Food & Culture
Prickly Pear Cactus: It’s What’s for Breakfast
Looking for a green pepper substitute? Columnist Lorna Yee shows us a South American substitute.
By Seattle Mag January 13, 2011
What it is: Prickly pear cactus pads, also known as nopales (singular: nopal), are commonly consumed as a vegetable in Mexico and Central America. The cactus pads—the flat “paddles” that grow from the main stems—are sold both fresh and canned. Their flavor lies somewhere between green beans and green bell peppers, with a slimy texture reminiscent of okra. When the cactus pads are peeled and the spines removed, the vegetable can be used in a simple egg scramble or slivered as a topping for tacos.
How I discovered it: Perusing the brunch menu at Ballard’s Señor Moose, I noticed a chorizo, potato and cactus dish topped with two fried eggs. It was a robustly flavored hash of sorts, and the fresh green flavor of the cactus provided a nice counterpoint.
How to use it in the kitchen: If you chance upon fresh cactus at an ethnic grocery store, trim the edges off the pad, then peel away the outer layer with a vegetable peeler to remove the thorns. If using canned cactus, simply rinse with water before proceeding. Try substituting cactus in any recipe that might call for green bell peppers. Nopales are fantastic in a quick stir-fry or a side dish with fish, brushed with olive oil and grilled, batter-dipped and deep-fried like french fries, simmered in a beef chili, or in this month’s online recipe—Mexican-inspired cheesy cactus scramble.
Where to find it: Fresh nopales are seasonal items that pop up at ethnic stores like Burien’s Guadalupe Market in the spring, but you can find canned nopales year-round at groceries like La Tienda (1506 145th Place SE, Bellevue; 425.378.2863) for about $2.50 for a 15 1/2-ounce jar.
Mexican-inspired Cheesy Cactus Scramble
2 tablespoons olive oil
½ cup diced sweet yellow onion
1 link of fresh chorizo sausage, casing removed
5 large eggs
½ cup cooked fresh or canned cactus, cut into bite-size pieces
8 cherry tomatoes, halved
1 tablespoon diced and seeded jalapeño (optional)
¼ cup Cotija cheese
2 tablespoons chopped cilantro
kosher salt and pepper to taste
tortillas for serving
In a skillet, heat the oil on medium-high heat. Add the onion and the sausage, and cook until browned, about 6–7 minutes, stirring occasionally.
Meanwhile, combine the eggs, cactus, tomatoes and jalapeño in a mixing bowl. Beat the eggs and vegetables together. Pour the mixture into the pan with the onions and the sausage, and cook until the eggs are done to your liking. Season to taste. Remove the pan from the heat and divide the scramble between two plates. Sprinkle with cheese and cilantro, and serve with tortillas.

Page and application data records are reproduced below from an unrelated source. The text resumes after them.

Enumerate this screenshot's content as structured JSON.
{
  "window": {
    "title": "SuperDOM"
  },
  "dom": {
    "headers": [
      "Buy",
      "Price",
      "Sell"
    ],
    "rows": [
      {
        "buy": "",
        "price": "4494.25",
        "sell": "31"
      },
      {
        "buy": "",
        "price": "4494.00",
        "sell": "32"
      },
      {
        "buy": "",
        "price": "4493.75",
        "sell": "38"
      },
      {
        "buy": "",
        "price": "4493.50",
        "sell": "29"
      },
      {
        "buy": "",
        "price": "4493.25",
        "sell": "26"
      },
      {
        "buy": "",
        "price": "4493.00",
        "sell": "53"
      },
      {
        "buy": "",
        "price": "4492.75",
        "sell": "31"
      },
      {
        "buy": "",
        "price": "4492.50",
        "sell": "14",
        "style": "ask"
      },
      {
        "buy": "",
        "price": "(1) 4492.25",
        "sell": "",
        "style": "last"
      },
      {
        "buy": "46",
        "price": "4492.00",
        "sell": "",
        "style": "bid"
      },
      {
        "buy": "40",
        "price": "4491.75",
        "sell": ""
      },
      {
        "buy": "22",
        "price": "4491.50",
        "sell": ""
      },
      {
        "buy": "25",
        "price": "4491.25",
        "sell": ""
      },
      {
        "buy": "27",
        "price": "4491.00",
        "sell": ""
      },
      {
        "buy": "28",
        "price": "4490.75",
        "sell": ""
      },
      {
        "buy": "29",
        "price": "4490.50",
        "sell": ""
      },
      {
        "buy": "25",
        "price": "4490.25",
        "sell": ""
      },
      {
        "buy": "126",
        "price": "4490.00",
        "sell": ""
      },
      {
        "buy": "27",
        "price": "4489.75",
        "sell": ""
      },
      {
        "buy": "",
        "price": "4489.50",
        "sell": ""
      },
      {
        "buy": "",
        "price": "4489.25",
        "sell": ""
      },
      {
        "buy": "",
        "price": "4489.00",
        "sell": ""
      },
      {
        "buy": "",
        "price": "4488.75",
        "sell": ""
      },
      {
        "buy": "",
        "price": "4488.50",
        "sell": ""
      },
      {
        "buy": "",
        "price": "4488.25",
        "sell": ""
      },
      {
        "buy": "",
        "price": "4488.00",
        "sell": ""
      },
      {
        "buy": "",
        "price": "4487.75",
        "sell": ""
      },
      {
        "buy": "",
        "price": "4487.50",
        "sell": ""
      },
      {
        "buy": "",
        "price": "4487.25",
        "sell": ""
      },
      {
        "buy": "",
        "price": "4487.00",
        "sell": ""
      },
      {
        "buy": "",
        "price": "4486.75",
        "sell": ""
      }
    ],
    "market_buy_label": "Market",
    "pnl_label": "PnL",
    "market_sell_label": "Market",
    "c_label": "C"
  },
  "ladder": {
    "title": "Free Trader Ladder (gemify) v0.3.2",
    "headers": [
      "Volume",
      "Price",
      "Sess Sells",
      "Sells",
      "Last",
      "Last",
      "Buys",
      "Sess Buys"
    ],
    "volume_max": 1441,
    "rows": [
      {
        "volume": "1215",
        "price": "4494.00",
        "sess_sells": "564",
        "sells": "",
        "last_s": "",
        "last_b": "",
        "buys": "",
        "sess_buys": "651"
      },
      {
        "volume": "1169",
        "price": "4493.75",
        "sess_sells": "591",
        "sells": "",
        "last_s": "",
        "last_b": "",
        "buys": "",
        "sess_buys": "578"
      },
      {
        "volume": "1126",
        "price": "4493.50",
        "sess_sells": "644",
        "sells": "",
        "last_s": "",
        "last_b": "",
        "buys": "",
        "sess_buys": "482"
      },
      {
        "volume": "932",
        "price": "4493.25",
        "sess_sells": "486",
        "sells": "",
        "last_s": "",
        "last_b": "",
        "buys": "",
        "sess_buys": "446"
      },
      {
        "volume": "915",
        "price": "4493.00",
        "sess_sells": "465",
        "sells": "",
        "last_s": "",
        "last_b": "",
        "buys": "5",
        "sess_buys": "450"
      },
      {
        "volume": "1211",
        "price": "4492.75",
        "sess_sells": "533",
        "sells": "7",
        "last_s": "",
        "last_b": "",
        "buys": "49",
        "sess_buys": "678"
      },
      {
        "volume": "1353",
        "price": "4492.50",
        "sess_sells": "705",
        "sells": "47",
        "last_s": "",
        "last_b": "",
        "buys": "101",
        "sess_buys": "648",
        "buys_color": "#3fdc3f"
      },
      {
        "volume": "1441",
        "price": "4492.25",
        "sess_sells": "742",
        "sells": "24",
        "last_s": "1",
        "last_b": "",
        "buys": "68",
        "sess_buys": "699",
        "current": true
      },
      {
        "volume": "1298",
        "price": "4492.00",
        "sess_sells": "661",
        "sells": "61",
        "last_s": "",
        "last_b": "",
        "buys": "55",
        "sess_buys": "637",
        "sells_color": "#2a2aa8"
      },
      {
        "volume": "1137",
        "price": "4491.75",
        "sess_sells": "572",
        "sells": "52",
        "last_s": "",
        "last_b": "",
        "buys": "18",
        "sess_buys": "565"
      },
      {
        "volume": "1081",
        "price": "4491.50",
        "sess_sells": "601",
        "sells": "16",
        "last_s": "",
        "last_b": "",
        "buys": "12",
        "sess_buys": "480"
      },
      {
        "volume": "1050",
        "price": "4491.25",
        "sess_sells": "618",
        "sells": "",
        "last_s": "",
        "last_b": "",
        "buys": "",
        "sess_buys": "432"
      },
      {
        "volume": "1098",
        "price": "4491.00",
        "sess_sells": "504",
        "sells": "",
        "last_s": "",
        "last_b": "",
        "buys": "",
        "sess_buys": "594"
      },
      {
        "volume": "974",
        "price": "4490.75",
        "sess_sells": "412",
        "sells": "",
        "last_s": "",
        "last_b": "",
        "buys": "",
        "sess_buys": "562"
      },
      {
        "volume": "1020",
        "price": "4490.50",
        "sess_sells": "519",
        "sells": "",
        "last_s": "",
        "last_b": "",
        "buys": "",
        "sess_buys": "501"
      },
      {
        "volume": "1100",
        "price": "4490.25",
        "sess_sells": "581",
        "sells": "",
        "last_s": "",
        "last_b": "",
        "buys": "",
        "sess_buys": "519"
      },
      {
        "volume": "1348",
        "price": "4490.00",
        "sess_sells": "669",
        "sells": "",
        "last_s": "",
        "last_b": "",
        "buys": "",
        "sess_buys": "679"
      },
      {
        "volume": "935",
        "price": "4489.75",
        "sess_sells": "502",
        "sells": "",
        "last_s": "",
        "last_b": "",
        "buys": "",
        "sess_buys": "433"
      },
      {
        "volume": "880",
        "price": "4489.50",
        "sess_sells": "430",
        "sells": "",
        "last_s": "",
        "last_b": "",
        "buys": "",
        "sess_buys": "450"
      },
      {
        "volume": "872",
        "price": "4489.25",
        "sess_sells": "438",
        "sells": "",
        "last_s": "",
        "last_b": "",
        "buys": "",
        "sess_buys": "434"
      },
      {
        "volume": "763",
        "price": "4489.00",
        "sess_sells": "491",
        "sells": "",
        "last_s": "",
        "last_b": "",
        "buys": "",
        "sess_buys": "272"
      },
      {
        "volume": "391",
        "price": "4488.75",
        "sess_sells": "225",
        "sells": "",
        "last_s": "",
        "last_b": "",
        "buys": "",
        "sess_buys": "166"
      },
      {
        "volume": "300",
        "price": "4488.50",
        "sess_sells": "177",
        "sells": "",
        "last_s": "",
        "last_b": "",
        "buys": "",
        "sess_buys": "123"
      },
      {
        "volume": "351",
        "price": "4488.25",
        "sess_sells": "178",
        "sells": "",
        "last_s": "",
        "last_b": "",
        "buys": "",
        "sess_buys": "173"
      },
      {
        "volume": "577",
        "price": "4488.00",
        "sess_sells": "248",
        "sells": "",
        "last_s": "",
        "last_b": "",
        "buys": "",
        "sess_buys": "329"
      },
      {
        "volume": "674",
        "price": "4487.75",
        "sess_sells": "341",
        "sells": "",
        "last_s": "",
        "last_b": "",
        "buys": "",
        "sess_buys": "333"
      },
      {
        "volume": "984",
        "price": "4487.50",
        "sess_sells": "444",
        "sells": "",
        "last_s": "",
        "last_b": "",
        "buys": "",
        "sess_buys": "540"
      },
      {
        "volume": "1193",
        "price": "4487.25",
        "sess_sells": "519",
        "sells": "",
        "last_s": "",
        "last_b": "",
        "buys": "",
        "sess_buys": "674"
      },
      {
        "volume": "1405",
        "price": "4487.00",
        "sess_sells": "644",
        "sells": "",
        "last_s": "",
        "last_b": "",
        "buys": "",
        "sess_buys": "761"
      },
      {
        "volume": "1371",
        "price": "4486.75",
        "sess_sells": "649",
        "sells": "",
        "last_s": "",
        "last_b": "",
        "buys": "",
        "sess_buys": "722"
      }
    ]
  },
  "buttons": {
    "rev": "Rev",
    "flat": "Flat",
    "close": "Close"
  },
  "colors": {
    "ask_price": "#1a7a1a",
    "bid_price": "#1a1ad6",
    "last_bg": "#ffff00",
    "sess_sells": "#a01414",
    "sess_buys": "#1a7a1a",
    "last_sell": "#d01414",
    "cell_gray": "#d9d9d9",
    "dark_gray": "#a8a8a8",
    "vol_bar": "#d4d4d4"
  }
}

Join The Must List
Sign up and get Seattle's best events delivered to your inbox every week.